1. Feb 23, 2010

### referframe

Energy (frequency) and Time are related via the Fourier Transform of the Wave Function. A quantum state has to hang around for a while in order to have a precise energy value. In other words, it takes time to define one whole cycle of a frequency. But it takes less time to define one whole cycle of a frequency for higher frequencies than for lower frequencies.

My question: Suppose that we have two sources of (hypothetical) particles, one source is known to be of higher energy than the other source. Assume also that our hypothetical particles both decay in the same amount of time. Would the particles from the high energy source have more precise (smaller relative standard deviation) energy than the particles from the lower energy source? Does it take less time to precisely define energy for higher energy particles than for lower energy particles?

2. Feb 23, 2010

### SpectraCat

I would suggest that you read http://en.wikipedia.org/wiki/Uncertainty_principle#Energy-time_uncertainty_principle", and then rephrase your question, if you have not already figured out a satisfactory answer for yourself.

Last edited by a moderator: Apr 24, 2017
3. Feb 23, 2010

### referframe

Here is a quote from the wikipedia article that you referenced (the bold italics are mine):

"Nevertheless, Einstein and Bohr understood the heuristic meaning of the principle. A state that only exists for a short time cannot have a definite energy. To have a definite energy, the frequency of the state must accurately be defined, and this requires the state to hang around for many cycles, the reciprocal of the required accuracy."
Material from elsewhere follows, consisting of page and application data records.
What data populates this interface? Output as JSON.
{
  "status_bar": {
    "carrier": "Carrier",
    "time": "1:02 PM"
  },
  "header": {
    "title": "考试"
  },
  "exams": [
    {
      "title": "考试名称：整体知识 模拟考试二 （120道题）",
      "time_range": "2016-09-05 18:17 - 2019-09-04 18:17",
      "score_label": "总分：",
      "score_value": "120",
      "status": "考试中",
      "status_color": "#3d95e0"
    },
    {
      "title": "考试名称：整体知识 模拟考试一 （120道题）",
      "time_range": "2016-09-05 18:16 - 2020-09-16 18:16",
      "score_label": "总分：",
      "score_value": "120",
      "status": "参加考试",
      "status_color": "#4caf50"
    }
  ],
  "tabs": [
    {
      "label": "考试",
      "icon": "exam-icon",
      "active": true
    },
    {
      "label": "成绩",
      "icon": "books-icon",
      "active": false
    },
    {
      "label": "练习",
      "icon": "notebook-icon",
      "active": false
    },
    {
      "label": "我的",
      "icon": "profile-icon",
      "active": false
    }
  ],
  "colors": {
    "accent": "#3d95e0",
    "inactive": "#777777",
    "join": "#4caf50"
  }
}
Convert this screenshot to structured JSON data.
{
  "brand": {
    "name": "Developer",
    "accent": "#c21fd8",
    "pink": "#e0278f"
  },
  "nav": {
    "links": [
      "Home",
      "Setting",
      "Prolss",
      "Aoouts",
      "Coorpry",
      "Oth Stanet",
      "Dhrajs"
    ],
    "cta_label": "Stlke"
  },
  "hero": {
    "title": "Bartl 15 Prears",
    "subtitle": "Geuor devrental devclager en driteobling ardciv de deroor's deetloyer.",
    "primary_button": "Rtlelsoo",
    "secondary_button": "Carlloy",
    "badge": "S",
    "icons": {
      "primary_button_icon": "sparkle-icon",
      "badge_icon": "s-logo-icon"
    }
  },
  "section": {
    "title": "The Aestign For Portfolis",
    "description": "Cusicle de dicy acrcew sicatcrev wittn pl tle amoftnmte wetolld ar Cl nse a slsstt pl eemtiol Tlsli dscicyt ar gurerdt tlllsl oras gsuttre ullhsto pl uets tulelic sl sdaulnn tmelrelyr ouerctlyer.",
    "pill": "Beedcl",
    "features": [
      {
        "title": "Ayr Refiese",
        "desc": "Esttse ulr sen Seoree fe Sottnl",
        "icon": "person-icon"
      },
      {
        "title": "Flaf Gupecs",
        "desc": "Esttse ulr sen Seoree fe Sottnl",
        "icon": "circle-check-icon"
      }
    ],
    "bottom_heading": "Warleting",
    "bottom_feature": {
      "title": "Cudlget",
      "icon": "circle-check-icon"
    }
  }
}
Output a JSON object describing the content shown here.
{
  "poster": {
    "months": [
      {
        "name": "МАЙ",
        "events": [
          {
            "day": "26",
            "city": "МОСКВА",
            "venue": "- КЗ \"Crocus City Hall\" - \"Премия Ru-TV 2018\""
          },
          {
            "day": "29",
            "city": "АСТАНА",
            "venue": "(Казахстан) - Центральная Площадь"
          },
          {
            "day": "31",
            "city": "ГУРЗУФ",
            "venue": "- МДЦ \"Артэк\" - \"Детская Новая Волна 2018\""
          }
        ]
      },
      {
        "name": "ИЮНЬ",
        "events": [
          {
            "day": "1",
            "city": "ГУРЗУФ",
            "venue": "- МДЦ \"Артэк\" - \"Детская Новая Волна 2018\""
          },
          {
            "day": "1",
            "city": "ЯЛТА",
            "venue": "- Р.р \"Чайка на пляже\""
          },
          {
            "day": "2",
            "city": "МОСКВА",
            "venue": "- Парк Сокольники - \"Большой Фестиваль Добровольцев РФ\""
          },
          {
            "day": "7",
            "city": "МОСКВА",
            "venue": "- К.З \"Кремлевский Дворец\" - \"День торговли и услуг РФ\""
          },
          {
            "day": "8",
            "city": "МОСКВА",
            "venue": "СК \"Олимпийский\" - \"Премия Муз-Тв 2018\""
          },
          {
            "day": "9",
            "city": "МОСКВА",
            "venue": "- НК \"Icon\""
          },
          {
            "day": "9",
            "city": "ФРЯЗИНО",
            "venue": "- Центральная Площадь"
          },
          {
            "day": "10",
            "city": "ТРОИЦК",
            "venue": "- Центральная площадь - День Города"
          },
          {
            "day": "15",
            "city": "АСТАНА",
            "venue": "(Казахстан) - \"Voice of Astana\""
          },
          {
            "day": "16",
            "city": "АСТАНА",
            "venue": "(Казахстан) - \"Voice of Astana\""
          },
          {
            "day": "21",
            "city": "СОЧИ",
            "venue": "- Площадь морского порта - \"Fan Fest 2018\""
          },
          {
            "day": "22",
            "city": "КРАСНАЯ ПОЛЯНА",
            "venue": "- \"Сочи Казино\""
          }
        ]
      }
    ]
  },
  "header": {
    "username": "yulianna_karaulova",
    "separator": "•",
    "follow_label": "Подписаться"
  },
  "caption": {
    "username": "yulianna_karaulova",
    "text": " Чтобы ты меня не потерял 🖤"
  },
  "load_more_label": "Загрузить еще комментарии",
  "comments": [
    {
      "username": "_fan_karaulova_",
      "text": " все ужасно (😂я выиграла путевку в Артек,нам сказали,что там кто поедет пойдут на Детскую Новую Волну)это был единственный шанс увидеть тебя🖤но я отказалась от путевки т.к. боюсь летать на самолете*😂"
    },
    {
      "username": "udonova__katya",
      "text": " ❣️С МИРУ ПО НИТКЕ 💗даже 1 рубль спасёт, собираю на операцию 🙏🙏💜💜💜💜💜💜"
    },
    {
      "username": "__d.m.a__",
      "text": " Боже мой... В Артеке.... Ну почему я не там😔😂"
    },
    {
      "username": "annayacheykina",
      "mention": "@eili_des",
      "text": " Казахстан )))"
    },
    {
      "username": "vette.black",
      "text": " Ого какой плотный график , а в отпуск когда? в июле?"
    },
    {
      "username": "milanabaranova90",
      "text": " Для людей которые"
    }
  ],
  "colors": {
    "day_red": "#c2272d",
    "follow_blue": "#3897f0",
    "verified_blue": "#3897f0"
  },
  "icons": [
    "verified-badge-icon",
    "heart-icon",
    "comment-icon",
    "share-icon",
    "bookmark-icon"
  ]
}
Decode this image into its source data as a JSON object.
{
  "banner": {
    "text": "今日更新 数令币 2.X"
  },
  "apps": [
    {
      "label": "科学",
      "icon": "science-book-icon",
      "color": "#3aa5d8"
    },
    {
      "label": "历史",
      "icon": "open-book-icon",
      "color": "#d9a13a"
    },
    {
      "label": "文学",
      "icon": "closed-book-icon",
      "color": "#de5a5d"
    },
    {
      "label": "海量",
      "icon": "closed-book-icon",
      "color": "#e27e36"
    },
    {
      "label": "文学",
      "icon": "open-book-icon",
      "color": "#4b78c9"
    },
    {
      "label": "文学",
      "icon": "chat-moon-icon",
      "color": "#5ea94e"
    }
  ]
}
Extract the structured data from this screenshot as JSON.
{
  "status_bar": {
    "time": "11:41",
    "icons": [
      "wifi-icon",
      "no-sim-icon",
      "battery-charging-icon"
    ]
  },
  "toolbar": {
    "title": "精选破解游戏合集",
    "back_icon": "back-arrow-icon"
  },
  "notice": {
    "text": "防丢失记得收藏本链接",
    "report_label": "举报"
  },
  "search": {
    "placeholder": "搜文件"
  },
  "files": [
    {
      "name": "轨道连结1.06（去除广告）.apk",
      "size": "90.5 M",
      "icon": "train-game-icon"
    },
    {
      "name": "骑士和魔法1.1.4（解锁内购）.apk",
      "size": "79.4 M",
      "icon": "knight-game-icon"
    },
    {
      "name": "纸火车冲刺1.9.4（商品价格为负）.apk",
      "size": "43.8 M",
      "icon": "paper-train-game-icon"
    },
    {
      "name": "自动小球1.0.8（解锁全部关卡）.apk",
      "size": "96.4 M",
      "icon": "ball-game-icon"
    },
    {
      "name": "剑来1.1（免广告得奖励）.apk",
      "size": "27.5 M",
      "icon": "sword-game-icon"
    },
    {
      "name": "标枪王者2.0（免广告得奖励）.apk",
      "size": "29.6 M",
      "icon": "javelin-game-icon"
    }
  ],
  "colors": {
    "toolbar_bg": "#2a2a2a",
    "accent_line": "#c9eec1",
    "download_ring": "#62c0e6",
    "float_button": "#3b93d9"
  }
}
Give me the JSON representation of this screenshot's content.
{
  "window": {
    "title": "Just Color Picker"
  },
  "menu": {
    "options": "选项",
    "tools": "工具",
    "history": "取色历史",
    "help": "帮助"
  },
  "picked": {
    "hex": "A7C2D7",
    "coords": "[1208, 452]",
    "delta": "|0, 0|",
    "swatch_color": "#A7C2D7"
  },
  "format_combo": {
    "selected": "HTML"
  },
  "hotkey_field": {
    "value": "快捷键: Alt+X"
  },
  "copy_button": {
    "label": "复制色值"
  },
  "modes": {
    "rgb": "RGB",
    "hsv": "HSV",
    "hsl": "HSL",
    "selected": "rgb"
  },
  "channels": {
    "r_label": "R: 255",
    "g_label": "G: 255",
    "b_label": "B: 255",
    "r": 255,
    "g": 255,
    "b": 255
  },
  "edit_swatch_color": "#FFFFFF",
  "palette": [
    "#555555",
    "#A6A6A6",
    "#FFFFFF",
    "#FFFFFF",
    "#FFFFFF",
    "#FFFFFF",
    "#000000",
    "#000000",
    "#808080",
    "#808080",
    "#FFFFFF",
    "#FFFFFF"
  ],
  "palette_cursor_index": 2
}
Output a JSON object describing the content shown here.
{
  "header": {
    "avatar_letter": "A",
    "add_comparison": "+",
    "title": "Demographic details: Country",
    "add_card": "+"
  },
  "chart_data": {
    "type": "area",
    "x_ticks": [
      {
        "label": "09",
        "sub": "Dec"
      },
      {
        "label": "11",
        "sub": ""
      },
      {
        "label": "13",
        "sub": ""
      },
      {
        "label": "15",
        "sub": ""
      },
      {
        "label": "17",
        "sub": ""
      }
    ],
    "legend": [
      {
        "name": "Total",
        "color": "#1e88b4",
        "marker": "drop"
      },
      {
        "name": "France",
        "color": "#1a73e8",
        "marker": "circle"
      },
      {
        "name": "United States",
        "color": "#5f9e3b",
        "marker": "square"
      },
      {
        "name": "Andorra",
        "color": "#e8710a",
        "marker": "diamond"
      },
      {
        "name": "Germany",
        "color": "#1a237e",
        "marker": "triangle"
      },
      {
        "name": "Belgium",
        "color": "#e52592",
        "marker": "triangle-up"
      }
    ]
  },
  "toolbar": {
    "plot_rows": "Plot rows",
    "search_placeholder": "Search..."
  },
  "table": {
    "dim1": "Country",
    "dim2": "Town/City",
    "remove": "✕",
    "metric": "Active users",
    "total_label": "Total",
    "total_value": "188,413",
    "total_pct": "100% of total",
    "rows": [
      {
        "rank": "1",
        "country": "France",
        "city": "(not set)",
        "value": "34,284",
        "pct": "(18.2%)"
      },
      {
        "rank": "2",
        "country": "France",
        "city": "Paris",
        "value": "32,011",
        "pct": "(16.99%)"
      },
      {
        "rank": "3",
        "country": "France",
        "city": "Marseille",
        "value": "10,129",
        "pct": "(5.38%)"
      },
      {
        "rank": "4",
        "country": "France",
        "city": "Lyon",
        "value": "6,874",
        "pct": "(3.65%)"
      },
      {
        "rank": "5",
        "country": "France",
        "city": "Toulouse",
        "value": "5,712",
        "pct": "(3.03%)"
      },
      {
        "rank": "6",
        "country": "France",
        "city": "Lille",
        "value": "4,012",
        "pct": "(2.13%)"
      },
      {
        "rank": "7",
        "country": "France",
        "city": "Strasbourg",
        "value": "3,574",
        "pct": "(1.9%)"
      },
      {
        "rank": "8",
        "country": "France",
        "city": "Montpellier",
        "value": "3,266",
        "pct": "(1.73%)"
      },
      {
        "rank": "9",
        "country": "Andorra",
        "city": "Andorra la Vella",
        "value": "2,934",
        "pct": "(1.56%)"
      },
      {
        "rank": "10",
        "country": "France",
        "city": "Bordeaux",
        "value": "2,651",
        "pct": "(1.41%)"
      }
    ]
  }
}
It is not how long a state is unperturbed but how many cycles (of frequency) that it stays unperturbed that is important in order for the energy to be sharp.